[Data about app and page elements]
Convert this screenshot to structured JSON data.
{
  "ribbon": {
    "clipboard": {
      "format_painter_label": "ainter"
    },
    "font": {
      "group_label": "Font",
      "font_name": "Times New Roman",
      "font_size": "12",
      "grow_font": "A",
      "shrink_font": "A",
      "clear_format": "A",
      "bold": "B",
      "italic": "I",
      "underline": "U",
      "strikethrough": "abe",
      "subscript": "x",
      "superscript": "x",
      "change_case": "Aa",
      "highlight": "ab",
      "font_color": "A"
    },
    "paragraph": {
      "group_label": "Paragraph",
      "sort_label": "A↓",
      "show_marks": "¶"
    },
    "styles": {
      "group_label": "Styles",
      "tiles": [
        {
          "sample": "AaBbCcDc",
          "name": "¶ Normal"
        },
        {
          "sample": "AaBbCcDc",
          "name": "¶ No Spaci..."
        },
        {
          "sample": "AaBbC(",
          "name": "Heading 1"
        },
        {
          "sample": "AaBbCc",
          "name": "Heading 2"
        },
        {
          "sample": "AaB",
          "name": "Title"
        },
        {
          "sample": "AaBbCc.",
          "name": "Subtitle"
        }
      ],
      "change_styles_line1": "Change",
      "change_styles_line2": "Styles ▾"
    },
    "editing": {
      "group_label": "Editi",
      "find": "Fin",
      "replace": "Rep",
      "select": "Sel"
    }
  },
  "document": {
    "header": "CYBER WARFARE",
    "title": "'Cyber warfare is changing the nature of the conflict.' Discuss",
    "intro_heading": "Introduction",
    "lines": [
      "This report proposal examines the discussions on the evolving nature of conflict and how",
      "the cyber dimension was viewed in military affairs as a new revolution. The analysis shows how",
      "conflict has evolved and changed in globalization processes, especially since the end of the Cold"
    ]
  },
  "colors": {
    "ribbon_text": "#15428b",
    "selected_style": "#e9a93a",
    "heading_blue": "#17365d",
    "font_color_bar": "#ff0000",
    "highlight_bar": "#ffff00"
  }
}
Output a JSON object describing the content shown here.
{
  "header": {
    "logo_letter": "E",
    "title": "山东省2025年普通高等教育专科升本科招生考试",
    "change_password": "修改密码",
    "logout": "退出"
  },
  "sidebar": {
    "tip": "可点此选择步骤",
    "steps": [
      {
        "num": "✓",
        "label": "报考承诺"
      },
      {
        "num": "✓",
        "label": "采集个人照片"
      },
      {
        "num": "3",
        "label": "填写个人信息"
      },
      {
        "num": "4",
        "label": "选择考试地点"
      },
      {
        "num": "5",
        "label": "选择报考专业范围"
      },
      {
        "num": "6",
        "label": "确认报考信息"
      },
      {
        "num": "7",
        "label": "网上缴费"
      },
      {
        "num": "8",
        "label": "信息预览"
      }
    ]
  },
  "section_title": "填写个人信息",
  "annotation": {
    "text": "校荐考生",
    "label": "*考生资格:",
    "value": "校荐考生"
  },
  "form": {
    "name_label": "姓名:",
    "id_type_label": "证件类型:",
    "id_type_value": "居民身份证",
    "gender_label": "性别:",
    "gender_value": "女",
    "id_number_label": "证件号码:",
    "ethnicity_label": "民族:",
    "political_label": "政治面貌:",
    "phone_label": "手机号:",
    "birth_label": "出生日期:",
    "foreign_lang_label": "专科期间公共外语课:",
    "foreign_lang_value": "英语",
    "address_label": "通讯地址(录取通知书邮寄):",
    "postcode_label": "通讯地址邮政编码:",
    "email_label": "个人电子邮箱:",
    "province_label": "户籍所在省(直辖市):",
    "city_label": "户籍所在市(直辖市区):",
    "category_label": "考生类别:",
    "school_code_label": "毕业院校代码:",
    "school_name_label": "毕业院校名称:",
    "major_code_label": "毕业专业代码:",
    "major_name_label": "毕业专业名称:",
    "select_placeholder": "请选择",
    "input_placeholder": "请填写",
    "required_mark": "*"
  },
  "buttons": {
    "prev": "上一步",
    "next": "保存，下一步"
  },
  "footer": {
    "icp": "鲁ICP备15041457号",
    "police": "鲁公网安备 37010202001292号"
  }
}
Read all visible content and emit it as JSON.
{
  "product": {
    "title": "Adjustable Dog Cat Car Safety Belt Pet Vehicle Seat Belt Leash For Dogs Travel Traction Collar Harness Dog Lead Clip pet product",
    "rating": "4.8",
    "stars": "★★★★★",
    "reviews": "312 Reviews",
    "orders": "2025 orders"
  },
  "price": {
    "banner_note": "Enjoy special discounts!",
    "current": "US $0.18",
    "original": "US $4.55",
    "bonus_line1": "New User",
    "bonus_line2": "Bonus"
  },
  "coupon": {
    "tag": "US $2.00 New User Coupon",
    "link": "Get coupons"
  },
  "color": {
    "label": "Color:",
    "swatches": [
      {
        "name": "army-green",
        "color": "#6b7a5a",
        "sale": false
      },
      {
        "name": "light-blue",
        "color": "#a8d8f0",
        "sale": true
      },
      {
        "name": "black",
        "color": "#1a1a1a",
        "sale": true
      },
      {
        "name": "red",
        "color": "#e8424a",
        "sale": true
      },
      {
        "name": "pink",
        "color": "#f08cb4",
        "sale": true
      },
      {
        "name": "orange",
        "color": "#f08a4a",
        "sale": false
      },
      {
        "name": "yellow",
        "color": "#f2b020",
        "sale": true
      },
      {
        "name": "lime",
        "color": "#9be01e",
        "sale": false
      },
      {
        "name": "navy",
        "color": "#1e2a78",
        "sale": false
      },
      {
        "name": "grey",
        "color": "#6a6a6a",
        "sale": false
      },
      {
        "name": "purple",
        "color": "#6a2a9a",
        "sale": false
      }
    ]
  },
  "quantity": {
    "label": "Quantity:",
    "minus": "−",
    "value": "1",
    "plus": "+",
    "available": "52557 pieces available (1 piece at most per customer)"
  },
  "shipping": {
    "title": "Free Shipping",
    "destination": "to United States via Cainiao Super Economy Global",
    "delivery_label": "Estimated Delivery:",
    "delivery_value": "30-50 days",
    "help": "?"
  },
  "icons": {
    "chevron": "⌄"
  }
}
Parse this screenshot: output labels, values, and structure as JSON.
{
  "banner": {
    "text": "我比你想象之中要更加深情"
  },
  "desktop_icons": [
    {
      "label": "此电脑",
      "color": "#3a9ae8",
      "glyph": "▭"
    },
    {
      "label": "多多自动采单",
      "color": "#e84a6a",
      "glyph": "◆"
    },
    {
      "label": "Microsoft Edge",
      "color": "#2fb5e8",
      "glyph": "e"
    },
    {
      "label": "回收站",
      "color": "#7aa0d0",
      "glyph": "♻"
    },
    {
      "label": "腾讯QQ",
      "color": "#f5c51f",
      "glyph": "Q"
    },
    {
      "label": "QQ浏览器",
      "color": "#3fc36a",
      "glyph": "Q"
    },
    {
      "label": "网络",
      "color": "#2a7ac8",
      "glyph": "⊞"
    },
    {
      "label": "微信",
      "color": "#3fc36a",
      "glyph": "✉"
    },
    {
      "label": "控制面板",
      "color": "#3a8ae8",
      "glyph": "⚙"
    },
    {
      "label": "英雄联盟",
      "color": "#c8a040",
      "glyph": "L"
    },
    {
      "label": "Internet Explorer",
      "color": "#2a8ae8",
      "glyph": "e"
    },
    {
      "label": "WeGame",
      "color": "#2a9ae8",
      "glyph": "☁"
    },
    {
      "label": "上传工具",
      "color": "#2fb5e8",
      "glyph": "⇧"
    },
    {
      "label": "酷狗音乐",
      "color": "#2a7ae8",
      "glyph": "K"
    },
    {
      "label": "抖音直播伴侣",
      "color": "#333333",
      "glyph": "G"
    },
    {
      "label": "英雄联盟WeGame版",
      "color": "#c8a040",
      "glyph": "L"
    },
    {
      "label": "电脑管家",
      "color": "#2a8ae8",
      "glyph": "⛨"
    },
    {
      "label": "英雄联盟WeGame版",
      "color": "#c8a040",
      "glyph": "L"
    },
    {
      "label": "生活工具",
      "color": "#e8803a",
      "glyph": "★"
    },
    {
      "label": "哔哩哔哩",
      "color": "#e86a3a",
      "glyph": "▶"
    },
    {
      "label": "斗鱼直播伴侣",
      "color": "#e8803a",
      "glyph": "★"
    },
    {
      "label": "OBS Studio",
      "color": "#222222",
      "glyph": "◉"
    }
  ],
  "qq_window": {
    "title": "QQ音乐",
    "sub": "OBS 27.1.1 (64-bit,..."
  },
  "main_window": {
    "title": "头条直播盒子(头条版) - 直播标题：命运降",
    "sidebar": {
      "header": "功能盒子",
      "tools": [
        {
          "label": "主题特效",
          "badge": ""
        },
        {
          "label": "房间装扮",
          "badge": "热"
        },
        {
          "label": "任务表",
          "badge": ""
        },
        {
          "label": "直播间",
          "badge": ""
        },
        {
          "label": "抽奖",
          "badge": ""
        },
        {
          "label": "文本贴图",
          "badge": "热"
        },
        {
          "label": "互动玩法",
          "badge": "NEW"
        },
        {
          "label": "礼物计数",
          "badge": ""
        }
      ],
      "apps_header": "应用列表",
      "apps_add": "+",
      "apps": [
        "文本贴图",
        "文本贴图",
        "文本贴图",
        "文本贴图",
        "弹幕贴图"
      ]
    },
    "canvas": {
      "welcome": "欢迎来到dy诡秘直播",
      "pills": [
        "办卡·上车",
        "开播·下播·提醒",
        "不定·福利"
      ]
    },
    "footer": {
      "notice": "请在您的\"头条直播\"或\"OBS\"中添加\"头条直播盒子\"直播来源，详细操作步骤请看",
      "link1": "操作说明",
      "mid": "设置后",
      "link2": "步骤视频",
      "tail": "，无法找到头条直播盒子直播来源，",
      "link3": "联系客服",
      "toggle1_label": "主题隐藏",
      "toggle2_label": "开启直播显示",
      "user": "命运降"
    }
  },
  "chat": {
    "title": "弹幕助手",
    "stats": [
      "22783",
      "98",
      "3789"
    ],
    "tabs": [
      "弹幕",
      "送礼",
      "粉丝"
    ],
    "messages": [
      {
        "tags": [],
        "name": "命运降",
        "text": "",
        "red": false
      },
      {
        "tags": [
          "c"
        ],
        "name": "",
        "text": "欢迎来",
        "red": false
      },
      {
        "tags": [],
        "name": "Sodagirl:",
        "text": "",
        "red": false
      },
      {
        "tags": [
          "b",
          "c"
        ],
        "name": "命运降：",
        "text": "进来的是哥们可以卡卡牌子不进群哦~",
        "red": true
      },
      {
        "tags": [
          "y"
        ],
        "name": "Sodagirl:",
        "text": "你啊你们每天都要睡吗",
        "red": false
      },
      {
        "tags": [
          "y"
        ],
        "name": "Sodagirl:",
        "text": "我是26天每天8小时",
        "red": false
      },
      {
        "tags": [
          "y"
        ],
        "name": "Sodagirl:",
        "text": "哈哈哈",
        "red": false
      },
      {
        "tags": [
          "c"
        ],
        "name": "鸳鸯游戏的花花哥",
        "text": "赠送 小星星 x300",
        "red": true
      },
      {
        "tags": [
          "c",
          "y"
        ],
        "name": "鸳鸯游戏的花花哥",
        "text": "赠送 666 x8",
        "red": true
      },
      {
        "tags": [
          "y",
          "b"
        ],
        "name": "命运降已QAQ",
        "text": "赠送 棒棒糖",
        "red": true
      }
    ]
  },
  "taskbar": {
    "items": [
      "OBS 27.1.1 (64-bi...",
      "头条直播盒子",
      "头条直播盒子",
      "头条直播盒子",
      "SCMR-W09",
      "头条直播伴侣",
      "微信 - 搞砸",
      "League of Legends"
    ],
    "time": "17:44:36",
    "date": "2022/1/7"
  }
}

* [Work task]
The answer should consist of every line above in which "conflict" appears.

* [Result for this task]
    "title": "'Cyber warfare is changing the nature of the conflict.' Discuss",
      "This report proposal examines the discussions on the evolving nature of conflict and how",
      "conflict has evolved and changed in globalization processes, especially since the end of the Cold"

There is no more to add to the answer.